33, Commercial Insurance Producer at Kemmons Wilson Insurance Group, Board Member for Memphis in May, President of Insurers of Memphis, Tennessee Chair of Society of International Business Fellows, Board Member for TN Women in Insurance, Founder of The Hope Promise
Why I got involved with Great American River Run: I was a jazz vocalist in college, and music has always been a huge part of my life. That’s one of the reasons I’m so passionate about Memphis in May and choose to be on the board. Being from a family of runners, GARR incorporates the energy, passion, and sights of Memphis. What a fun way to end such an iconic month and to highlight our beautiful downtown that Memphis has worked so hard at reviving.
Who’s Cheering Me On: My fiancé Heiskell Weatherford is running with me. My six-year-old son Payton is determined to run too, but I think this year he may be a cheerleader.
Race Day Must-Have: Great music to get the adrenaline pumping!
How I’m Celebrating: I’m choosing to do the 5K race because I want to be able to follow friends after to cheer them on! I’m going to try to PR so I can swing around and run with friends to encourage them at the end like my dad did with me. Even though it seems like a solo sport, the camaraderie amongst runners is something to experience.
I <3 Running: I travel a ton for work but also for pleasure. You can take running with you everywhere! It’s great for seeing the world in a different view by exploring on foot. All you have to pack are a good pair of running shoes and the right clothes for the weather.
Most Memorable Run: I remember the first race I ran with my late father when I was young…I wanted to walk the last mile because I had the worst side stitch and my mind was racing with negativity. He told me to breathe in and breathe out, to overcome the pain and push on, and the victory on the other side of the finish line will feel amazing. I learned so much in that moment that’s applied throughout my life. He had a paperweight that I keep on my desk at work that reminds me to keep going and to push harder—to be comfortable with being uncomfortable. It says, “If you aren’t the lead dog, the view never changes.” The race always hurts. Expect to hurt. You don’t train so it doesn’t hurt. You train so that you can tolerate it. And I still apply that today.
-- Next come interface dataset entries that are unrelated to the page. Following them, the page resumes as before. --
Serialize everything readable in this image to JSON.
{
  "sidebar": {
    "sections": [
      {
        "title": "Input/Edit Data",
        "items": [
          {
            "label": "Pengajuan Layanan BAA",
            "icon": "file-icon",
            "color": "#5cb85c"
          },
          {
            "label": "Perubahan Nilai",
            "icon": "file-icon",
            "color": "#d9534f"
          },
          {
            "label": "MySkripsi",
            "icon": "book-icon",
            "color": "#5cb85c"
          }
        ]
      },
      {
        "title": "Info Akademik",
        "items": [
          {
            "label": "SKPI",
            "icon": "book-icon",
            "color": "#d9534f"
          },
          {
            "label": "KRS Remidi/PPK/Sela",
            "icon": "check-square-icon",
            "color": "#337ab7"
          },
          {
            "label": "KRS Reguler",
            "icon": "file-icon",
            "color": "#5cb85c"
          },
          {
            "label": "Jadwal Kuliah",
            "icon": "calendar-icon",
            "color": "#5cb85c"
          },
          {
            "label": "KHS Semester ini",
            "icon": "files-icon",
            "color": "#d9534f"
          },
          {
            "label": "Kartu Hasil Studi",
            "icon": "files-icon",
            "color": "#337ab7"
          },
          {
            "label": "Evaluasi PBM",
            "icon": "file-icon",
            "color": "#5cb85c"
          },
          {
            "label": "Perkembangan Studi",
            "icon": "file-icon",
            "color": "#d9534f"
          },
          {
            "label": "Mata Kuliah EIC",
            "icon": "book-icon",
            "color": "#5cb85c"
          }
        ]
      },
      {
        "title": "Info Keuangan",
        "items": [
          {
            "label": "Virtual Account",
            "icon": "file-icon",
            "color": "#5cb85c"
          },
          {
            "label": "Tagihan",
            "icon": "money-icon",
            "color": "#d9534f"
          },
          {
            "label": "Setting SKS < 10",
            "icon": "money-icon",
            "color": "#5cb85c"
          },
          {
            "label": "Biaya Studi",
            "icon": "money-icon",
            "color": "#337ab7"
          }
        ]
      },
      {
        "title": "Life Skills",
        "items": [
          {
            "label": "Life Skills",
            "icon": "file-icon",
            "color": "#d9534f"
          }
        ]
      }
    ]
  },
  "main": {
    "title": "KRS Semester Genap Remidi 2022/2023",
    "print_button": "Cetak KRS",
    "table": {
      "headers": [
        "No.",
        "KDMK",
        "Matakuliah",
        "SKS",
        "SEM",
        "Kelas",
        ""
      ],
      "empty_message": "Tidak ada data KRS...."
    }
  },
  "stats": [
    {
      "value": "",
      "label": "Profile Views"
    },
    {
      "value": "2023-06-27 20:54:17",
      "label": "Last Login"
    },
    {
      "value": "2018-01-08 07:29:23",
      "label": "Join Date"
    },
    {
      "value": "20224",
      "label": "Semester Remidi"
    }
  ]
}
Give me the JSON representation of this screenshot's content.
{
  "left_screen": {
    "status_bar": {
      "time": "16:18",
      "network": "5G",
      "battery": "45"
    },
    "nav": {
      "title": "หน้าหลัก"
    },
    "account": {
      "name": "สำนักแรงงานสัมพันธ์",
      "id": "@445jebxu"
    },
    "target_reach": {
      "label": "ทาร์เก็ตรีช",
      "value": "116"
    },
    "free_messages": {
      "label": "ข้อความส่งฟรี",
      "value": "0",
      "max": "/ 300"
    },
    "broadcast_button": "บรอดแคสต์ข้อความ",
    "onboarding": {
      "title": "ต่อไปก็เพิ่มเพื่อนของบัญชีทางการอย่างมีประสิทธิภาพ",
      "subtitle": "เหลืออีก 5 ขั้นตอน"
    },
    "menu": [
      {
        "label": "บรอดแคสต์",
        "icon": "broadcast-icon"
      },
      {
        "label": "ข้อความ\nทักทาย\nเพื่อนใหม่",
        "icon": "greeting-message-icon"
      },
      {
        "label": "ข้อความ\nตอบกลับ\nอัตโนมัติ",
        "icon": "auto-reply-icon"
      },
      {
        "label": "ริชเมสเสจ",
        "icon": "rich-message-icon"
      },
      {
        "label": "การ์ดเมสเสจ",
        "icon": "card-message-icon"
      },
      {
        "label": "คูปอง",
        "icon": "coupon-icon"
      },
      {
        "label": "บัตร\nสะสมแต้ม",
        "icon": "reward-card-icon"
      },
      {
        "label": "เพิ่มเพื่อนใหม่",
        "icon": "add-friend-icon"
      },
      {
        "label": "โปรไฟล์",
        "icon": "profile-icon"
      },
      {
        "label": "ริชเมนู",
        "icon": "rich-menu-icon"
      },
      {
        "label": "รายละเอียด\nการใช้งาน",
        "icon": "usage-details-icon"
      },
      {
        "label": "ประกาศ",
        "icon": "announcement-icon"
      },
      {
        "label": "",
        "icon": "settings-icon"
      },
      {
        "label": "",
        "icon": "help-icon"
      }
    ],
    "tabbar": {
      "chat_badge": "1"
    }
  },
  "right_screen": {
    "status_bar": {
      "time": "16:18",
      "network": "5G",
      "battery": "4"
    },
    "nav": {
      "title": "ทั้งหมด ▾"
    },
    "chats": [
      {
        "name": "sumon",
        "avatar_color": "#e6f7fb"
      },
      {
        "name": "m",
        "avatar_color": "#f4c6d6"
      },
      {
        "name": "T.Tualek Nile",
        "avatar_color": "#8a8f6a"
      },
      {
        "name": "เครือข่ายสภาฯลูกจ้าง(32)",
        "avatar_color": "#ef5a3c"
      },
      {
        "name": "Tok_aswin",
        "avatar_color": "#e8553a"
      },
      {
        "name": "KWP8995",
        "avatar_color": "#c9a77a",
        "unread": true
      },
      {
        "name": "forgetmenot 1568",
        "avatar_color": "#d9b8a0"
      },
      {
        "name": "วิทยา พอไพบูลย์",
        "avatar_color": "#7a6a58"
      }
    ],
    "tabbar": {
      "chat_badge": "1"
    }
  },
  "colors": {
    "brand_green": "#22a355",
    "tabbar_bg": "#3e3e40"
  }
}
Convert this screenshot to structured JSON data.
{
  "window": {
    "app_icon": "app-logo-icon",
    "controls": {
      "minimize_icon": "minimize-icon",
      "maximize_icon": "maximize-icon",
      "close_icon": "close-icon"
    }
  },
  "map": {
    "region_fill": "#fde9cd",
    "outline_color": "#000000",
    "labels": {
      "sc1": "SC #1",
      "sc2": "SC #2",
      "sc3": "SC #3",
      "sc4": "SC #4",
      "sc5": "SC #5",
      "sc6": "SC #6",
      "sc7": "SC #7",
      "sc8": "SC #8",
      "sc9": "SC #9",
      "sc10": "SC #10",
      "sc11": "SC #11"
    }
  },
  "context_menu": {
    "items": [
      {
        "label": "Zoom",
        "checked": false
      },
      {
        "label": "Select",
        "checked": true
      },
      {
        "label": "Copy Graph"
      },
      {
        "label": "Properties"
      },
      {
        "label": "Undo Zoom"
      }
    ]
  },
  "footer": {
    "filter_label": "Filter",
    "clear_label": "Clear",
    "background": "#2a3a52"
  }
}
Speed Bump: Overtraining. I think every runner goes through it. You get addicted—the adrenaline rush, the perseverance, the success…then your knees ache and your blood sugar plummets. I’ve learned that you have to listen to your body.
Proudest Moment: When I broke a 6-minute mile pace.
My Inspiration: My father, who passed away from cancer, always pushed wellness and being active, which I believed helped him survive longer than the doctors expected. This is the body God blessed me with, and it’s my job to take care of it. I also run for mental wellness. We went through a huge tragedy when we lost my sister in ’98. Coping is a hard technique to learn. When I get out and run, my mind clears. I look outside myself and see the world differently.
Photo by Tindall Stephens